In 2011, protests in Syria against a dictatorial regime unraveled into a bloody civil war. While the original cause of the protests were political, the conflict quickly turned sectarian as radical Islamists entered the fray. Some came from abroad under the guise of fighting an oppressive non-Sunni Muslim (Assad is a member of the Alawite faith) while others were released from prison by the Syrian regime. Critics say he did so to justify claims that the opposition was full of terrorists and extremists.
A few months into the uprising, and while the protests were still predominately free of violence, al-Baghdadi sent an associate named Abu Mohammad al-Jolani and seven others to Syria. Al-Jolani was under strict orders not to reveal any ties to al-Qaeda. Instead, the group called itself Jabhat al-Nusra (or the Victory Front).
As the situation in Syria degenerated into armed conflict, Nusra quickly established itself as a formidable fighting force against the Assad regime. Less than a year after Nusra announced its arrival on the Syrian scene, the U.S. discovered their links to al-Qaeda and designated them a terrorist organization.
In April 2013, al-Baghdadi revealed the link between Nusra and ISI. “Baghdadi’s speech was a bombshell. He not only announced that his outfit had spawned Jabhat al-Nusra, but that he was now merging them into one entity — ISIL [the Islamic State in Iraq and the Levant] — under his command,” journalist Rania Abouzeid wrote in Politico last year.
Al-Jolani rejected the link and swore direct allegiance to al-Qaeda Chief Ayman al-Zawahiri, who later asked al-Baghdadi to renege his announcement. But al-Baghdadi rejected the request and in late June 2014, after a summer military campaign that saw the group take over large parts of Iraq, declared himself the caliph of the Islamic State.
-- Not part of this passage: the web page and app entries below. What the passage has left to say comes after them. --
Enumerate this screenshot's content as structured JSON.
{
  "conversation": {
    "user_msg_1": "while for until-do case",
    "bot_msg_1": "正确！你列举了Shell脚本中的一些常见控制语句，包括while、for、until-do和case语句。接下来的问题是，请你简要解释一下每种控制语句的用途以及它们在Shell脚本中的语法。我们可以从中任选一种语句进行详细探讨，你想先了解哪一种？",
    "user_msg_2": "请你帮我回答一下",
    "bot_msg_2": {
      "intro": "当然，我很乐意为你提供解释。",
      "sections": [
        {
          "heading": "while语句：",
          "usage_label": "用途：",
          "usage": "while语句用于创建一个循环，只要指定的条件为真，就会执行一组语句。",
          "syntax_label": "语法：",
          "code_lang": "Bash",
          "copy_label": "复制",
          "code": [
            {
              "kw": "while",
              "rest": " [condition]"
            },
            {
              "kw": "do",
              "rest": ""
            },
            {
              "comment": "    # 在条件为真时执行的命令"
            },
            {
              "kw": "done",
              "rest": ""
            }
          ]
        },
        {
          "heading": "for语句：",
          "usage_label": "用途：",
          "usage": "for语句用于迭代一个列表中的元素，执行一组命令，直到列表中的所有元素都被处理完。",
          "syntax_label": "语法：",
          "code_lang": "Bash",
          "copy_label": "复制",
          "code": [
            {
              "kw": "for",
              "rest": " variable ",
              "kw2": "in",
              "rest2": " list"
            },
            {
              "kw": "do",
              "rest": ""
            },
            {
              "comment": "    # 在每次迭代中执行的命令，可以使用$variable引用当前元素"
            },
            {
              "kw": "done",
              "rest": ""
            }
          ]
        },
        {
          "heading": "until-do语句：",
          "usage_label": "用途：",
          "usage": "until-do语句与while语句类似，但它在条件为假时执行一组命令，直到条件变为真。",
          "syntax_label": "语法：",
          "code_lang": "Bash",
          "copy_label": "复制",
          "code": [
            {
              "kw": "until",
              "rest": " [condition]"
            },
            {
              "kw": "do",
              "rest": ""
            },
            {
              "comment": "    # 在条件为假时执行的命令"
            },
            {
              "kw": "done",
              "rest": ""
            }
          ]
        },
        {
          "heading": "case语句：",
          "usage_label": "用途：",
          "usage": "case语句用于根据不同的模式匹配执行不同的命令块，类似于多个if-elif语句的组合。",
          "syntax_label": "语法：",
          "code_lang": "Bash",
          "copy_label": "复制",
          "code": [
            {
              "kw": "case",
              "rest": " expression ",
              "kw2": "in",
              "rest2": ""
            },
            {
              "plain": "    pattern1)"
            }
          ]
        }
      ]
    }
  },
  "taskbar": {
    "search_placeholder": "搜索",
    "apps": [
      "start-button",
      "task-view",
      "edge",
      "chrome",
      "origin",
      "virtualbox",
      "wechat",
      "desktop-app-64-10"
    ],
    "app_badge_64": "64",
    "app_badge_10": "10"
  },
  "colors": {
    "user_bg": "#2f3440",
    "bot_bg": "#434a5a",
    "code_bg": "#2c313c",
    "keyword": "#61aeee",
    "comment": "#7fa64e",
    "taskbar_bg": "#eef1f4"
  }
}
Iraq’s president at that time was Nouri al-Maliki, a member of the country’s Shiite majority. Years of deposed dictator Saddam Hussein’s rule had left the Sunnis used to power and al-Maliki’s discriminatory policies that left many Sunnis disenfranchised set the ground for what was to come. “They exploited the sectarian power balance,” said Katulis.
When al-Baghdadi’s lightning offensive swept through Iraq, angry Sunni tribes fought side by side with them against an Iraqi security force they viewed as oppressive.
“Backing of Maliki was ill-conceived and fomented pro-Shia [Shiite] sectarianism,” said Farrell. This was a policy that both the Bush and Obama administration followed.
“Hindsight is 20/20, but there were clear flaws in Bush/Cheney’s strategy,” Farrell added. But while the Bush administration may have laid part of the groundwork for the Islamic State’s advent, the Obama administration is far from faultless.
“Obama is also to blame,” said Farrell. “While Bush was too hard, Obama was too soft.”
From a report in the New York Times last August:
That fact has led American lawmakers and political figures, including former Secretary of State Hillary Rodham Clinton, to accuse President Obama of aiding ISIS’ rise in two ways: first by completely withdrawing American troops from Iraq in 2011, then by hesitating to arm more moderate Syrian opposition groups early in that conflict.
Obama’s legacy in Iraq and Syria will likely be decided after his term comes to an end in 2016. The notion that arming Syria’s rebels would have made a positive difference has been debated by experts (here, here and here). And the notion that the U.S. withdrew too early from Iraq has been widely advocated by some analysts and dismissed by others.
The responsibility of who fomented the rise of the Islamic State therefore falls on the shoulders of many actors, both American and Middle Eastern. Accusing Jeb Bush’s brother of “creating ISIS” is, according to Katulis, is “obviously an oversimplification of what’s been happening for years.”